Another lodge of which little is known existed briefly in New York in 1816. In 1818, Shakespeare Lodge in New York was re-instituted in the Red Cow tavern, operated by a former member who had in his keeping the books and papers of the former lodge. They claimed to have received a charter from the Manchester Unity which gave them authority over all other Odd Fellows Lodges in the United States, but this authority was not accepted by other lodges. Several more lodges were founded in the New York City area and one in Philadelphia, due to the efforts of the Brothers of Shakespeare Lodge.

The Independent Order of Odd Fellows as we know it today began in Baltimore, Maryland, where five members of the Order from England founded Washington Lodge No. 1 on April 26,1819, by self-institution. One of these Brothers was Thomas Wildey, the first Noble Grand and the man revered as the founder of Odd Fellowship in North America. A charter was received from Duke of York Lodge in Preston, England, in 1820, a year and a half after its self-institution.

A second lodge was formed in Baltimore in 1819, but these two lodges and those in New York were unaware of each others’ existence for some time, communications being slow in those days, and there being no reason such information would travel from one city to another except by pure chance.

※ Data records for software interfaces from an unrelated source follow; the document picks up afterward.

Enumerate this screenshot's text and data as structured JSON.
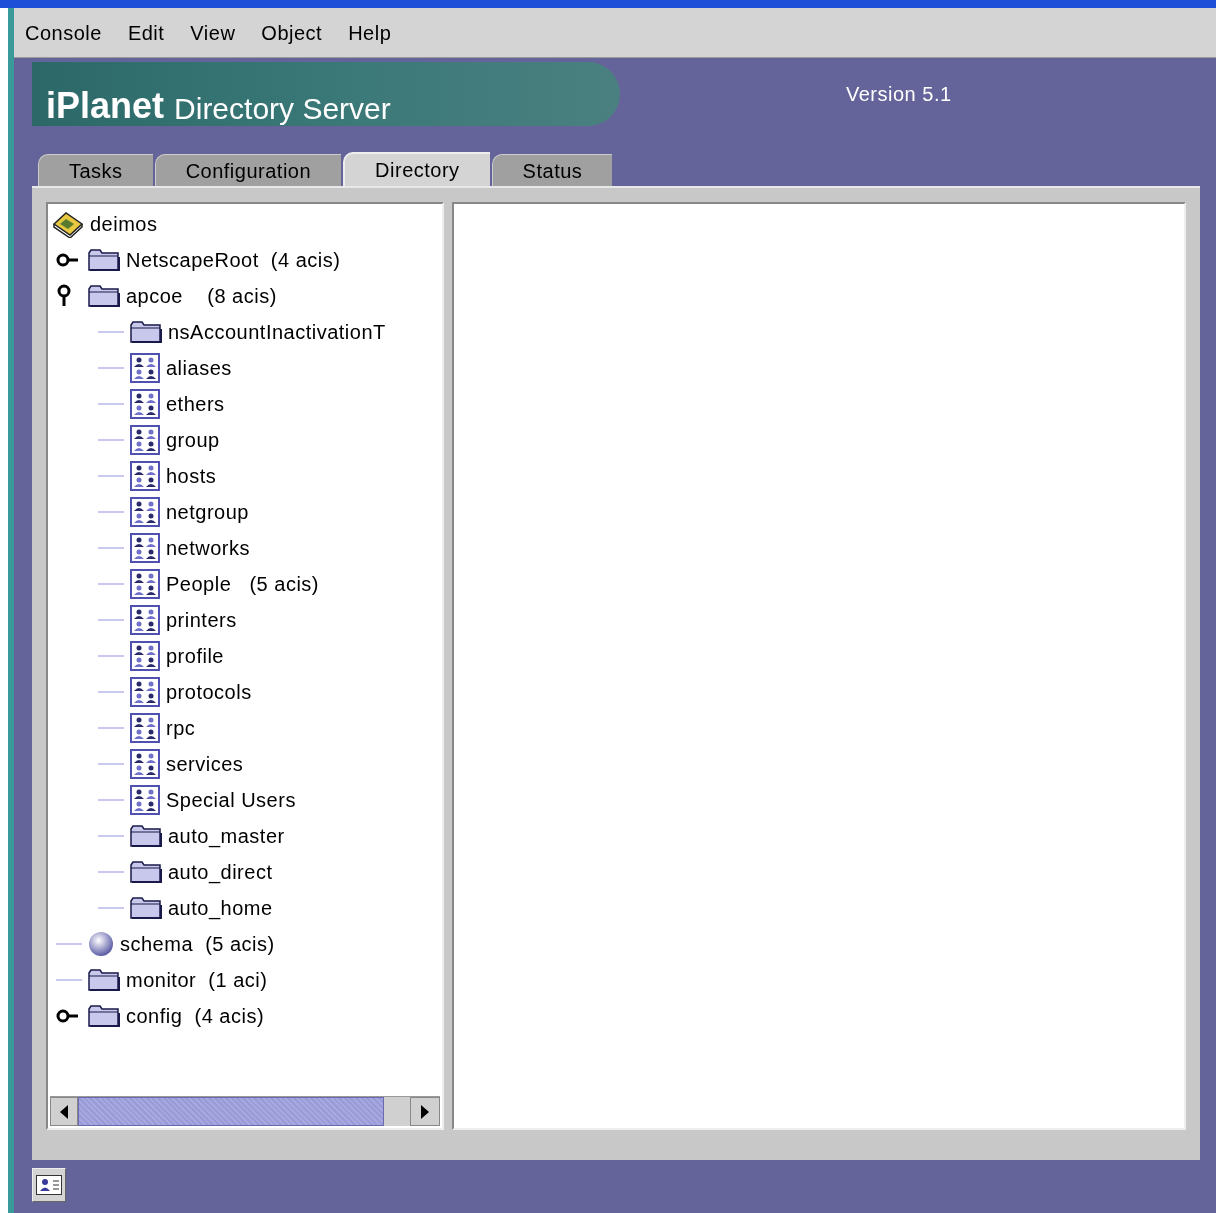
{
  "menu": [
    "Console",
    "Edit",
    "View",
    "Object",
    "Help"
  ],
  "banner": {
    "brand": "iPlanet",
    "product": "Directory Server",
    "version": "Version 5.1"
  },
  "tabs": [
    {
      "label": "Tasks",
      "selected": false
    },
    {
      "label": "Configuration",
      "selected": false
    },
    {
      "label": "Directory",
      "selected": true
    },
    {
      "label": "Status",
      "selected": false
    }
  ],
  "tree": {
    "label": "deimos",
    "kind": "server",
    "children": [
      {
        "label": "NetscapeRoot  (4 acis)",
        "kind": "folder",
        "expanded": false
      },
      {
        "label": "apcoe    (8 acis)",
        "kind": "folder",
        "expanded": true,
        "children": [
          {
            "label": "nsAccountInactivationT",
            "kind": "folder"
          },
          {
            "label": "aliases",
            "kind": "group"
          },
          {
            "label": "ethers",
            "kind": "group"
          },
          {
            "label": "group",
            "kind": "group"
          },
          {
            "label": "hosts",
            "kind": "group"
          },
          {
            "label": "netgroup",
            "kind": "group"
          },
          {
            "label": "networks",
            "kind": "group"
          },
          {
            "label": "People   (5 acis)",
            "kind": "group"
          },
          {
            "label": "printers",
            "kind": "group"
          },
          {
            "label": "profile",
            "kind": "group"
          },
          {
            "label": "protocols",
            "kind": "group"
          },
          {
            "label": "rpc",
            "kind": "group"
          },
          {
            "label": "services",
            "kind": "group"
          },
          {
            "label": "Special Users",
            "kind": "group"
          },
          {
            "label": "auto_master",
            "kind": "folder"
          },
          {
            "label": "auto_direct",
            "kind": "folder"
          },
          {
            "label": "auto_home",
            "kind": "folder"
          }
        ]
      },
      {
        "label": "schema  (5 acis)",
        "kind": "schema"
      },
      {
        "label": "monitor  (1 aci)",
        "kind": "folder"
      },
      {
        "label": "config  (4 acis)",
        "kind": "folder",
        "expanded": false
      }
    ]
  }
}
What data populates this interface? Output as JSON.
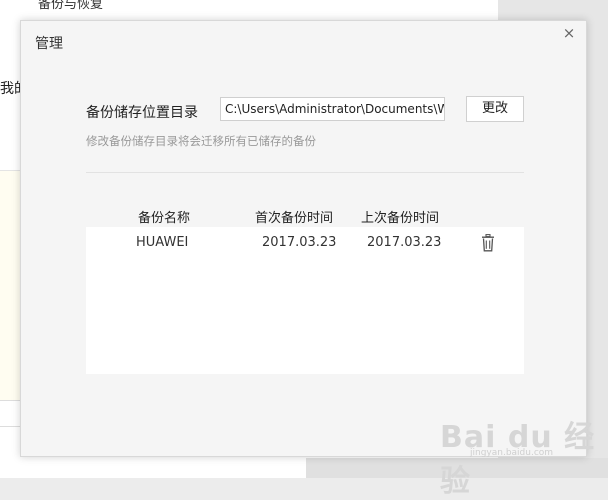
{
  "background": {
    "window_title": "备份与恢复",
    "partial_text": "我的"
  },
  "dialog": {
    "title": "管理",
    "close_glyph": "×",
    "location_label": "备份储存位置目录",
    "path_value": "C:\\Users\\Administrator\\Documents\\WeChat Files",
    "change_button": "更改",
    "hint": "修改备份储存目录将会迁移所有已储存的备份"
  },
  "table": {
    "headers": [
      "备份名称",
      "首次备份时间",
      "上次备份时间"
    ],
    "rows": [
      {
        "name": "HUAWEI",
        "first": "2017.03.23",
        "last": "2017.03.23"
      }
    ]
  },
  "icons": {
    "delete": "trash-icon",
    "close": "close-icon"
  },
  "watermark": {
    "main": "Bai du 经验",
    "sub": "jingyan.baidu.com"
  },
  "colors": {
    "dialog_bg": "#f5f5f5",
    "table_bg": "#ffffff",
    "hint": "#999999"
  }
}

In 1821, the “Grand Lodge of Maryland and of the United States of America, of the Independent Order of Odd Fellows,” was founded. Brother Wildey also served as the first Grand Master/Grand Sire of the first Grand Lodge, for a period of 12 years. Several more lodges were established, and in 1824, the “Grand Lodge of the United States” now termed “The Sovereign Grand Lodge,” was separated from the Grand Lodge of Maryland. The Independent Order of Odd Fellows in North America (United States and Canada) became independent from the Order in England in 1834.

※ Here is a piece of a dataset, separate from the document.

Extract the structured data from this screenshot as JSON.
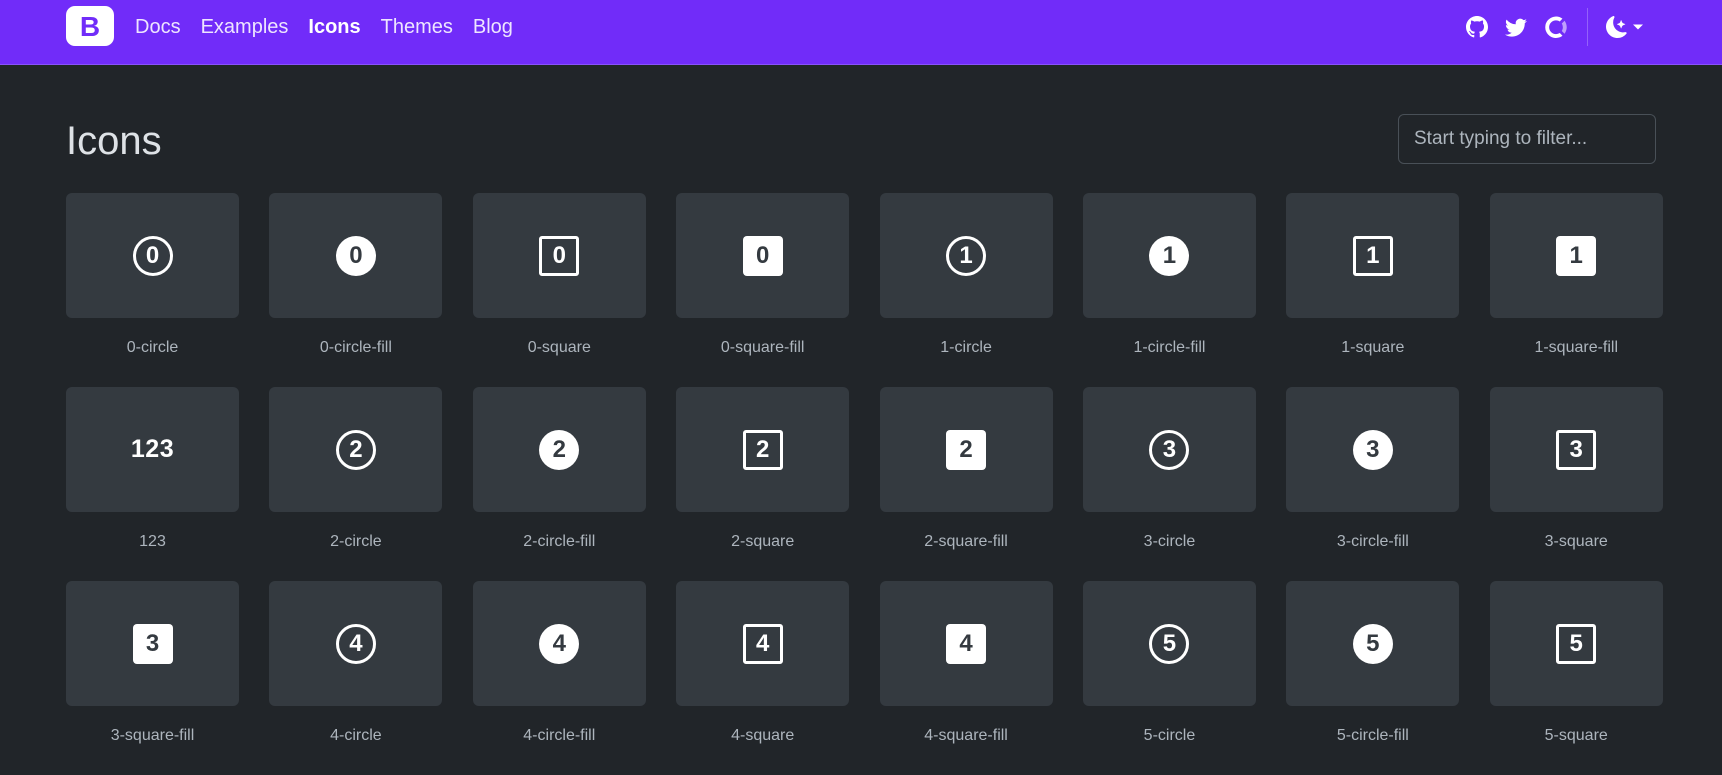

Members of Lodge #64 Sven Ericsson, Sweden

Source: http://www.iooftn.org/history.htm

 

Swedish Rite Freemasonry


The Swedish Rite is a variation of Freemasonry that is worked in SwedenNorwayDenmarkFinland and Iceland. A slight variation is common in parts of Germany under the Große Landesloge der Freimaurer von Deutschland. Also other craft masonic bodies are working in the nordic countries (see further under freemasonry in Sweden and freemasonry in Denmark). However only one Grand Lodge in each country is working the Swedish Rite, each of which governs its own jurisdiction.

The Rite is divided into three divisions: St. John’s (Craft) degrees (I–III), St. Andrew’s (Scottish) degrees (IV–VI) and the Chapter degrees (VII–X). In addition one may attain the XIth degree, although only a very few gain this. Progression from one degree to the next is not automatic. A brother not only has to be in regular attendance, but also has to show that he has a certain proficiency and knowledge of Freemasonry. The Swedish Rite demands members be Christian and not just that they believe in a supreme being. Like other regular Masonic organisations, only men are allowed membership.

Since 7 November 2006 all laws of the Swedish Order of Freemasons are publicly available on the Internet.Among others, the laws prohibit any member to gain advantages outside the lodge by using the lodge as an instrument. The laws also stress the charity works of the members and the observance of the Golden Rule.

Charles XII of Sweden

Degrees

  • St. John’s degrees
    • I Apprentice
    • II Fellow Craft
    • III Master Mason
  • St. Andrew’s degrees
    • IV/V Apprentice and Companion of St. Andrew (one degree)
    • VI Master of St. Andrew
  • Chapter degrees
    • VII Very Illustrious Brother, Knight of the East
    • VIII Most Illustrious Brother, Knight of the West
    • IX Enlightened Brother of St. John’s Lodge
    • X Very Enlightened Brother of St. Andrew’s Lodge
  • Grand Council honorary degree
    • XI Most Enlightened Brother, Knight Commander of the Red Cross

Grand Lodges using the rite

The Swedish Rite is used by:

An earlier version of the rite, the Zinnendorf Rite, is used by:

  • Große Landesloge der Freimaurer von Deutschland